Osteoporosis is a painful crippling disease. Globally responsible for 450’000 premature deaths and 16’650’000 disability-adjusted life-years in 2017 alone.
This text by late Prof. Dr. Stephan M Perren (1932-2019) was first published in the book “Great Circle” 2007 and is published here as a reference to his immense contribution to the advancement of bone fracture research and clinical treatment.
Our round-the-world flight was a modern day adventure. At the same time, it was undertaken in the service of medical research into fractures in osteoporotic bone. We were able to exchange knowledge of osteoporosis and the problems caused by fracture with our colleagues in Middle Eastern and Asio-Pacific countries with reference to clinical practice and research. We were able to present new technologies for the treatment of osteoporotic fractures.
The first part of this book welcomes you to the structure and function of bone. It is a microscopical world that is not only of interest to doctors. Bone is a tissue that has many important mechanical and chemical functions. Unfortunately bones break! How does fracture occur? Why are there different fracture patterns? If a fracture can heal spontaneously, i.e. without treatment, why is it treated? How were bones treated before? Which improvements were urgently required? Which ones were achieved by the AO (Association for the Study of Internal Fixation)? Which problems are still unsolved?

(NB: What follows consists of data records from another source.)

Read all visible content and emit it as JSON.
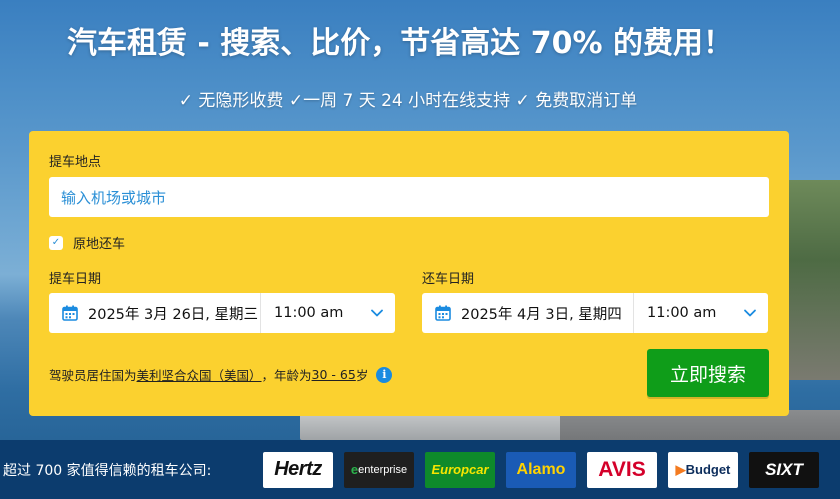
{
  "hero": {
    "headline": "汽车租赁 - 搜索、比价，节省高达 70% 的费用！",
    "subline": "✓ 无隐形收费 ✓一周 7 天 24 小时在线支持 ✓ 免费取消订单"
  },
  "form": {
    "pickup_location_label": "提车地点",
    "pickup_location_placeholder": "输入机场或城市",
    "same_location_label": "原地还车",
    "same_location_checked": true,
    "pickup_date_label": "提车日期",
    "pickup_date": "2025年 3月 26日, 星期三",
    "pickup_time": "11:00 am",
    "return_date_label": "还车日期",
    "return_date": "2025年 4月 3日, 星期四",
    "return_time": "11:00 am",
    "driver_note_prefix": "驾驶员居住国为",
    "driver_country": "美利坚合众国（美国）",
    "driver_note_mid": "，年龄为 ",
    "driver_age": "30 - 65",
    "driver_note_suffix": "岁",
    "search_button": "立即搜索"
  },
  "partners": {
    "label": "超过 700 家值得信赖的租车公司:",
    "logos": [
      "Hertz",
      "enterprise",
      "Europcar",
      "Alamo",
      "AVIS",
      "Budget",
      "SIXT"
    ]
  },
  "colors": {
    "panel_bg": "#fbd12f",
    "search_button": "#0f9d19",
    "bottom_bar": "#0c3c6e",
    "link_blue": "#2a8fd6"
  },
  "icons": {
    "checkbox": "check-icon",
    "date": "calendar-icon",
    "time": "chevron-down-icon",
    "info": "info-icon"
  }
}
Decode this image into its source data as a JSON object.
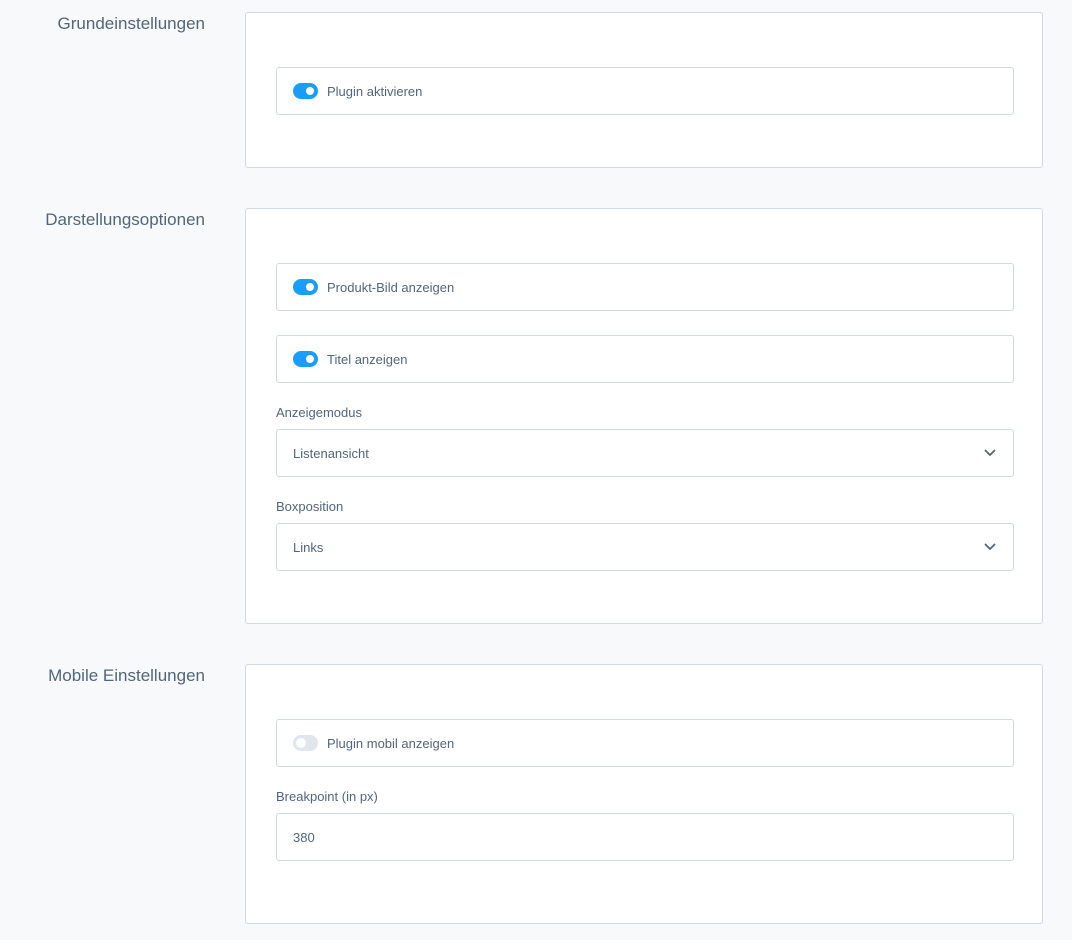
{
  "sections": {
    "basic": {
      "title": "Grundeinstellungen",
      "plugin_active": {
        "label": "Plugin aktivieren",
        "checked": true
      }
    },
    "display": {
      "title": "Darstellungsoptionen",
      "show_image": {
        "label": "Produkt-Bild anzeigen",
        "checked": true
      },
      "show_title": {
        "label": "Titel anzeigen",
        "checked": true
      },
      "display_mode": {
        "label": "Anzeigemodus",
        "value": "Listenansicht"
      },
      "box_position": {
        "label": "Boxposition",
        "value": "Links"
      }
    },
    "mobile": {
      "title": "Mobile Einstellungen",
      "show_mobile": {
        "label": "Plugin mobil anzeigen",
        "checked": false
      },
      "breakpoint": {
        "label": "Breakpoint (in px)",
        "value": "380"
      }
    }
  },
  "colors": {
    "accent": "#189eff",
    "toggle_off": "#e0e6eb",
    "border": "#d1d9e0",
    "text": "#52667a",
    "background": "#f8f9fb"
  },
  "icons": {
    "select_chevron": "chevron-down-icon"
  }
}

The second part is an introduction to the AO Group, a Swiss Group of thirteen general and orthopedic surgeons. This small society developed into an internationally active Foundation that has made essential contributions to fracture treatment based on experimental and clinical research. What were the goals and principles of the AO Group? How did we collaborate?
The third section poses the following question: What was accomplished by AO in 30 years of research from 1967-1996 under the directorship of Stephan Perren? What fundamental progress resulterd from research? Which improvements in patient treatment were realised? Which “generally accepted” schools of thought were challenged? How did this open up the way for new and creative approaches and what were they? How have researchers, clinicians and patients benefitted?

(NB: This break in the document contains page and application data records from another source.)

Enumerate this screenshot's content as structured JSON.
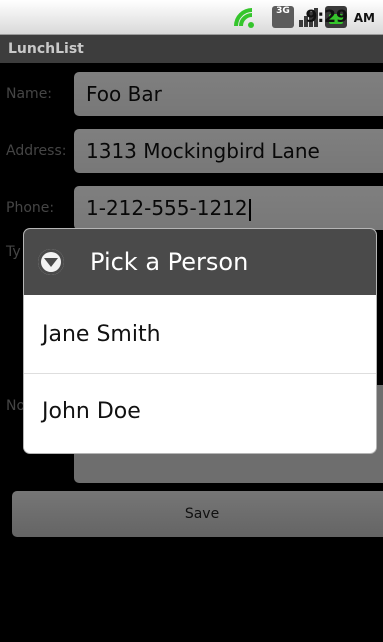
{
  "status": {
    "time": "9:29",
    "ampm": "AM",
    "network": "3G"
  },
  "app": {
    "title": "LunchList"
  },
  "form": {
    "name_label": "Name:",
    "name_value": "Foo Bar",
    "address_label": "Address:",
    "address_value": "1313 Mockingbird Lane",
    "phone_label": "Phone:",
    "phone_value": "1-212-555-1212",
    "type_label": "Ty",
    "notes_label": "No",
    "save_label": "Save"
  },
  "dialog": {
    "title": "Pick a Person",
    "items": [
      {
        "label": "Jane Smith"
      },
      {
        "label": "John Doe"
      }
    ]
  }
}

This is followed by a commentary on the question: what demands are made on research? Research methods and organization are examined in detail.
The separate section on osteoporosis (Perren and Blauth) discusses bone loss: What is osteoporosis? How likely are we to suffer from it? What are the consequences, especially in cases of fracture? Why do professionals call osteoporosis a ‘silent killer’?